If you have questions or perspectives that you would like to be raised in any of the events I’m listed as attending (such as questions for a particular presentation on a conference schedule), or for my own research, I am always happy to hear from you and to try my best to share them. You can send me an email.
Exclusive conferences and conference exclusions
My research and learning is grounded in dialogue and community conversation, and so I seek out conferences and events rather often. However, this is only possible through the material and community supports I have access to. The list here is meant both to provide a reference for people looking to reconnect after an event, and to give some more detail on my research. But I am also acutely aware of how this contributes to the pervasive culture of ‘productivity’ and overwork as a norm in academia (as academics’ personal websites often do in general). This is particularly an issue among graduate and early-career academics, and passively and actively serves to exclude or disvalue many people and groups who do not have the same access to resources or opportunities. I hope that this comment can do at least a little work to contextualize these research activities while we remain critical of the structures and barriers around them.

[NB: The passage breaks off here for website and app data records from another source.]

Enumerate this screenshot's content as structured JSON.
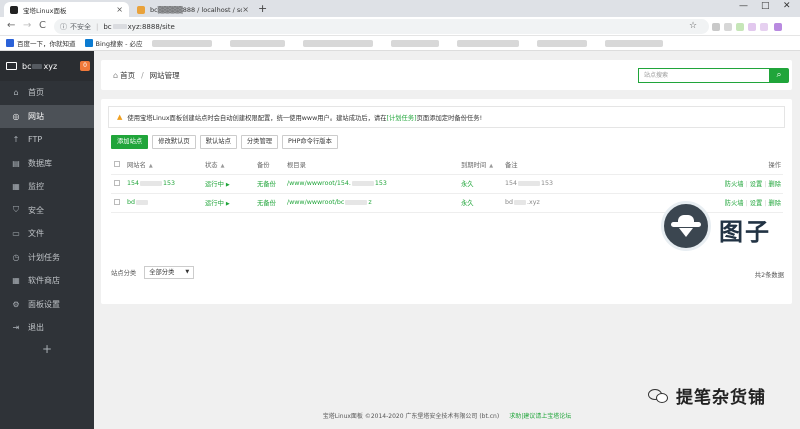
{
  "browser": {
    "tabs": [
      {
        "title": "宝塔Linux面板",
        "close": "×"
      },
      {
        "title": "bc▒▒▒▒▒888 / localhost / sql",
        "close": "×"
      }
    ],
    "new_tab": "+",
    "window_controls": {
      "minimize": "—",
      "maximize": "□",
      "close": "✕"
    },
    "nav": {
      "back": "←",
      "forward": "→",
      "reload": "C"
    },
    "security_text": "不安全",
    "url_host": "bc",
    "url_rest": "xyz:8888/site",
    "bookmark_star": "☆",
    "bookmarks": [
      {
        "label": "百度一下，你就知道",
        "icon": "paw-icon",
        "color": "#2b62d8"
      },
      {
        "label": "Bing搜索 - 必应",
        "icon": "bing-icon",
        "color": "#0b7bd1"
      }
    ]
  },
  "sidebar": {
    "server_name_a": "bc",
    "server_name_b": "xyz",
    "badge": "0",
    "items": [
      {
        "label": "首页",
        "icon": "home-icon",
        "glyph": "⌂"
      },
      {
        "label": "网站",
        "icon": "globe-icon",
        "glyph": "◎"
      },
      {
        "label": "FTP",
        "icon": "upload-icon",
        "glyph": "↑"
      },
      {
        "label": "数据库",
        "icon": "database-icon",
        "glyph": "▤"
      },
      {
        "label": "监控",
        "icon": "monitor-icon",
        "glyph": "▦"
      },
      {
        "label": "安全",
        "icon": "shield-icon",
        "glyph": "⛉"
      },
      {
        "label": "文件",
        "icon": "folder-icon",
        "glyph": "▭"
      },
      {
        "label": "计划任务",
        "icon": "clock-icon",
        "glyph": "◷"
      },
      {
        "label": "软件商店",
        "icon": "grid-icon",
        "glyph": "▦"
      },
      {
        "label": "面板设置",
        "icon": "gear-icon",
        "glyph": "⚙"
      },
      {
        "label": "退出",
        "icon": "logout-icon",
        "glyph": "⇥"
      }
    ],
    "add": "+"
  },
  "header": {
    "breadcrumb_home": "首页",
    "breadcrumb_sep": "/",
    "breadcrumb_current": "网站管理",
    "search_placeholder": "站点搜索"
  },
  "notice": {
    "warn_icon": "▲",
    "text_before": "使用宝塔Linux面板创建站点时会自动创建权限配置，统一使用www用户。建站成功后，请在",
    "link": "[计划任务]",
    "text_after": "页面添加定时备份任务!"
  },
  "toolbar": {
    "add_site": "添加站点",
    "modify_default_page": "修改默认页",
    "default_site": "默认站点",
    "category_manage": "分类管理",
    "php_cli_version": "PHP命令行版本"
  },
  "table": {
    "headers": {
      "name": "网站名",
      "status": "状态",
      "backup": "备份",
      "root": "根目录",
      "expire": "到期时间",
      "remark": "备注",
      "ops": "操作"
    },
    "rows": [
      {
        "name_a": "154",
        "name_b": "153",
        "status": "运行中",
        "backup": "无备份",
        "root_a": "/www/wwwroot/154.",
        "root_b": "153",
        "expire": "永久",
        "remark_a": "154",
        "remark_b": "153",
        "op_firewall": "防火墙",
        "op_settings": "设置",
        "op_delete": "删除"
      },
      {
        "name_a": "bd",
        "name_b": "",
        "status": "运行中",
        "backup": "无备份",
        "root_a": "/www/wwwroot/bc",
        "root_b": "z",
        "expire": "永久",
        "remark_a": "bd",
        "remark_b": ".xyz",
        "op_firewall": "防火墙",
        "op_settings": "设置",
        "op_delete": "删除"
      }
    ],
    "sep": "|",
    "play": "▶"
  },
  "footer": {
    "category_label": "站点分类",
    "category_value": "全部分类",
    "total": "共2条数据"
  },
  "copyright": {
    "text": "宝塔Linux面板 ©2014-2020 广东堡塔安全技术有限公司 (bt.cn)",
    "link": "求助|建议请上宝塔论坛"
  },
  "watermark": {
    "chars": "图子",
    "account": "提笔杂货铺"
  },
  "colors": {
    "accent": "#20a53a",
    "sidebar": "#2f3338",
    "warn": "#f0a020",
    "badge": "#f0793a"
  }
}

Relatedly, while I will often refuse to apply to or attend conferences that show no regard for accessibility (including, unsurprisingly, conferences on the philosophy of disability…), I do sometimes attend conferences that are accessible to me yet inaccessible to others. Sometimes I am invited do this specifically to talk about that inaccessibility (e.g., “My Presentation Is Inaccessible”, Canadian Bioethics Society, 2019). It is important to note that many conferences barely scrape by legal minimums for accessibility, where there are legal standards at all. Beyond (or rather, entangled with) issues of cost and of productivity, there are also these issues of accessibility, ableism, and disableism.
Those interested in thinking more about academic norms in the context of disability in particular might wish to read more about the concept of ‘crip time’ such as in Alison Kafer’s 2013 Feminist, Queer, Crip (esp chapter one) or Ellen Samuels’ 2017 “Six Ways of Looking at Crip Time” in the open access journal Disability Studies Quarterly. I also recommend Margaret Price’s Mad At School which does well to discuss and interrogate norms around eg participation and productivity in the context of mental disabilities (esp chapters two and three).